*Task*: Gather all lines with "Uniform" from the records.

[Items from an interface collection]
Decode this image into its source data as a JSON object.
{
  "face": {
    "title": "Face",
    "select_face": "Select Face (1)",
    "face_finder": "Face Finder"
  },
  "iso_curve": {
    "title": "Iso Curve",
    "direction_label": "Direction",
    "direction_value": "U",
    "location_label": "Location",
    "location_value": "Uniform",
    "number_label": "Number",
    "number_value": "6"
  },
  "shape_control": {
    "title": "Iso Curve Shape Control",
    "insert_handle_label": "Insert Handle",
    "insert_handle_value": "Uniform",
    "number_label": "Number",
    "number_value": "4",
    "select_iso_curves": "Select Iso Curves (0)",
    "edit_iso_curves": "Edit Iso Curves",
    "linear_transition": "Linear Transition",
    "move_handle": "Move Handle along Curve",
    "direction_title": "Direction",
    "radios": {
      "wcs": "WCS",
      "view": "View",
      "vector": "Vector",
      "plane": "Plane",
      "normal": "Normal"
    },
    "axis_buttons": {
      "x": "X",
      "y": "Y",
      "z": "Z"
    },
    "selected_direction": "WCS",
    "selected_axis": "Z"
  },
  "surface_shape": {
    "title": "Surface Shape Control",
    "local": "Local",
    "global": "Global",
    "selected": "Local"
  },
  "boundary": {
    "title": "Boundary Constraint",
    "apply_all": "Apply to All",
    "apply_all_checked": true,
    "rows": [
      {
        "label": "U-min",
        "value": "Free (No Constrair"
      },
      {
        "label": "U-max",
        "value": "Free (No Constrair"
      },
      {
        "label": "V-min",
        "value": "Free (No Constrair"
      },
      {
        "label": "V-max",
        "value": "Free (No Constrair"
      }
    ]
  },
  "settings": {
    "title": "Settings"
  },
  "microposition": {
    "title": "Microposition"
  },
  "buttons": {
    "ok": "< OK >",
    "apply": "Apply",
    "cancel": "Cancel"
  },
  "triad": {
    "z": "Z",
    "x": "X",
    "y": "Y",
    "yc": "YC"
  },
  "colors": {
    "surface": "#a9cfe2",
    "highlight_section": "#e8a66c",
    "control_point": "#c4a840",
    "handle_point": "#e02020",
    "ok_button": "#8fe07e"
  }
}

*Solution for this exercise*:
    "location_value": "Uniform",
    "insert_handle_value": "Uniform",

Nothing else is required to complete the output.